Exercise inputs:
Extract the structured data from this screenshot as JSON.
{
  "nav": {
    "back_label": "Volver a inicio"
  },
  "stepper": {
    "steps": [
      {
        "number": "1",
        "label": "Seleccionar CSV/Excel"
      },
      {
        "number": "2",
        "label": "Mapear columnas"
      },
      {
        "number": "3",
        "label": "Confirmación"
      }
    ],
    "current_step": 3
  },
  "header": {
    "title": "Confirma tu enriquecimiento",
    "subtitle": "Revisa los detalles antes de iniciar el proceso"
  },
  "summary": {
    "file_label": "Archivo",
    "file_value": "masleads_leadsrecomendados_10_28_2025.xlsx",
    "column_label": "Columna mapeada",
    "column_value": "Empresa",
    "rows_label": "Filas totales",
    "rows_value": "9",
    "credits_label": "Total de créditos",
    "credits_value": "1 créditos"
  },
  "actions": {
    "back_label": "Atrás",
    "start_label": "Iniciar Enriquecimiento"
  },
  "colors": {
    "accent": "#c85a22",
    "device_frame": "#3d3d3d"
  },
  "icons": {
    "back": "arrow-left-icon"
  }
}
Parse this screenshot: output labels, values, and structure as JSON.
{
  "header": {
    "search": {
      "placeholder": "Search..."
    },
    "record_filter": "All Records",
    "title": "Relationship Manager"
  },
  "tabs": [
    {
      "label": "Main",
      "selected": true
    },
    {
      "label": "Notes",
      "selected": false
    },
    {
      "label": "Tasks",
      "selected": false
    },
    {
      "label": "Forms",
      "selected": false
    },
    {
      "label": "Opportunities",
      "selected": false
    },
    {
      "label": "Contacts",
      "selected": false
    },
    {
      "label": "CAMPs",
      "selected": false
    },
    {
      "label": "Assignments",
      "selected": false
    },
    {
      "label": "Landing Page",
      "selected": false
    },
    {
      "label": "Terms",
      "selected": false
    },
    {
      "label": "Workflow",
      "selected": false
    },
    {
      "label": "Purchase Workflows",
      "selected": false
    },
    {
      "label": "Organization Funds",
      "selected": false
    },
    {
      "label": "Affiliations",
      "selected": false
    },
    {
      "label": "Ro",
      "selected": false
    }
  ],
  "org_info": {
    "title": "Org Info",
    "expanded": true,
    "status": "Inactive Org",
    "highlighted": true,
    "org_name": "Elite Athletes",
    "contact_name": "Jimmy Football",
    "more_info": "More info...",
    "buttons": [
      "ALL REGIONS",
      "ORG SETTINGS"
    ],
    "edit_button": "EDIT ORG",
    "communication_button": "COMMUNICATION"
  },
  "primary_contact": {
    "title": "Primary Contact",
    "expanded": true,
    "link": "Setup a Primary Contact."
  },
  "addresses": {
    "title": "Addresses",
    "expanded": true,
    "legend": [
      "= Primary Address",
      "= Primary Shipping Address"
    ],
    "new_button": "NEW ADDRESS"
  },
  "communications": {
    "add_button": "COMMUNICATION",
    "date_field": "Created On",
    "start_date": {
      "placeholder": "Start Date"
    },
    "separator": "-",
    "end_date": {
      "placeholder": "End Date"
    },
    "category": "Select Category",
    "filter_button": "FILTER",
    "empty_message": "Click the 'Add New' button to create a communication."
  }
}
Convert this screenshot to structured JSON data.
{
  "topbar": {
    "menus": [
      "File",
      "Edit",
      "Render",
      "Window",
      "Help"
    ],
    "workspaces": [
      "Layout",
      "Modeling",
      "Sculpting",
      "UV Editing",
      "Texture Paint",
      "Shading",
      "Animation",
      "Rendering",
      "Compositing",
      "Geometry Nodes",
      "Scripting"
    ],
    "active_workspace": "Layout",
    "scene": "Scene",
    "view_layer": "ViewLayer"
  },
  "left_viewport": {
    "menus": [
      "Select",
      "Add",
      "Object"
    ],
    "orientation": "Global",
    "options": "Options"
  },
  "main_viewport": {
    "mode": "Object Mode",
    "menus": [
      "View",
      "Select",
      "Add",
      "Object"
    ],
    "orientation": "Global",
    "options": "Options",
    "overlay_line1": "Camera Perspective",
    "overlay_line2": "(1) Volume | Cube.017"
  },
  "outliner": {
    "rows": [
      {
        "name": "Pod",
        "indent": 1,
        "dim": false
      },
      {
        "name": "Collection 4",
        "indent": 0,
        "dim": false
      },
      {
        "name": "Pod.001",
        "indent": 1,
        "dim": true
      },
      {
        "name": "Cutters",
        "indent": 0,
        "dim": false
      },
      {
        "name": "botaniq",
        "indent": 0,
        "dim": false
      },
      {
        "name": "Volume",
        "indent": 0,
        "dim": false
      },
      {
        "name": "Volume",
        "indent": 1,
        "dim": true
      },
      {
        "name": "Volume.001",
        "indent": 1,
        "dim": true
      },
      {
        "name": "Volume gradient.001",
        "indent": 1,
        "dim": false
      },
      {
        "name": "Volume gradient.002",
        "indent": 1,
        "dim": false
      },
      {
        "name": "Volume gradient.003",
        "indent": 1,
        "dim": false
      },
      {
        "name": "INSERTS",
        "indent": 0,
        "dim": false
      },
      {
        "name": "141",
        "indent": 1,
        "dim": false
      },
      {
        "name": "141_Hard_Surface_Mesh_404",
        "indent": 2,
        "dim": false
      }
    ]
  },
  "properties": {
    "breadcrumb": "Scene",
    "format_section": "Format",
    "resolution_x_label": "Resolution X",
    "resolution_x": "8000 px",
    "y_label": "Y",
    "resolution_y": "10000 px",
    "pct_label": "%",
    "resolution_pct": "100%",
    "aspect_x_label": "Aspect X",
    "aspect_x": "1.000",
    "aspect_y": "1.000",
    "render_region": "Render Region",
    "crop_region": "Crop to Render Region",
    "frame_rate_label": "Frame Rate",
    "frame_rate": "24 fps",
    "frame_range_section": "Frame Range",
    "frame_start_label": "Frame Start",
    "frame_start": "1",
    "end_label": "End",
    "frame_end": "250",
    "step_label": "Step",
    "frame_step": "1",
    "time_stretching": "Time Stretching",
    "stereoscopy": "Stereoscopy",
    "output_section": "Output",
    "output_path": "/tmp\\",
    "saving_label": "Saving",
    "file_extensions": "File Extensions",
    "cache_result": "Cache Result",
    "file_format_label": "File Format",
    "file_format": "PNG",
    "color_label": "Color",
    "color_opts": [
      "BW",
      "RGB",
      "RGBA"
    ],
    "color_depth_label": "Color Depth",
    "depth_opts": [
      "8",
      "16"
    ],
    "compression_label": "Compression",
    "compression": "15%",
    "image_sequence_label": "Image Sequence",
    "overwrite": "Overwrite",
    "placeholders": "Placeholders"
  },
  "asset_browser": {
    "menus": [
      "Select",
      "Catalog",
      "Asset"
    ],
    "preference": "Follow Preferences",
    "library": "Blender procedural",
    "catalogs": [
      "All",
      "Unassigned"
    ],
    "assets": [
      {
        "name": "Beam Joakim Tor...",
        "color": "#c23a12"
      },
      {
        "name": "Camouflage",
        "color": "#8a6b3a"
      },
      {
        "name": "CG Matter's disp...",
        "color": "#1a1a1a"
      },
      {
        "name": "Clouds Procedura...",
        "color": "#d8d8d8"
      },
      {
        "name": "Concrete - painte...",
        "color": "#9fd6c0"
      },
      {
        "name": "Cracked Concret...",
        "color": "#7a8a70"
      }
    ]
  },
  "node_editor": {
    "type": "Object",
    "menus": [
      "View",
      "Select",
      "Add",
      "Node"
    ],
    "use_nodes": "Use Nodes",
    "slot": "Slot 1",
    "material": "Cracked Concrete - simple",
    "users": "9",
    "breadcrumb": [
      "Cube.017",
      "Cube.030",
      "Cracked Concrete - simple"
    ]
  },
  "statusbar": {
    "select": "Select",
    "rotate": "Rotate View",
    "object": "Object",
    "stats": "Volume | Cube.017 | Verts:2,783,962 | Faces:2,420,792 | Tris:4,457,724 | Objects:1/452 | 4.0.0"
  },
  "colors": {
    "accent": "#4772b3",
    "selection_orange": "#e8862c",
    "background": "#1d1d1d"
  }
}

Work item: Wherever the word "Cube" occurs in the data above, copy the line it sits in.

Final answer:
    "overlay_line2": "(1) Volume | Cube.017"
      "Cube.017",
      "Cube.030",
    "stats": "Volume | Cube.017 | Verts:2,783,962 | Faces:2,420,792 | Tris:4,457,724 | Objects:1/452 | 4.0.0"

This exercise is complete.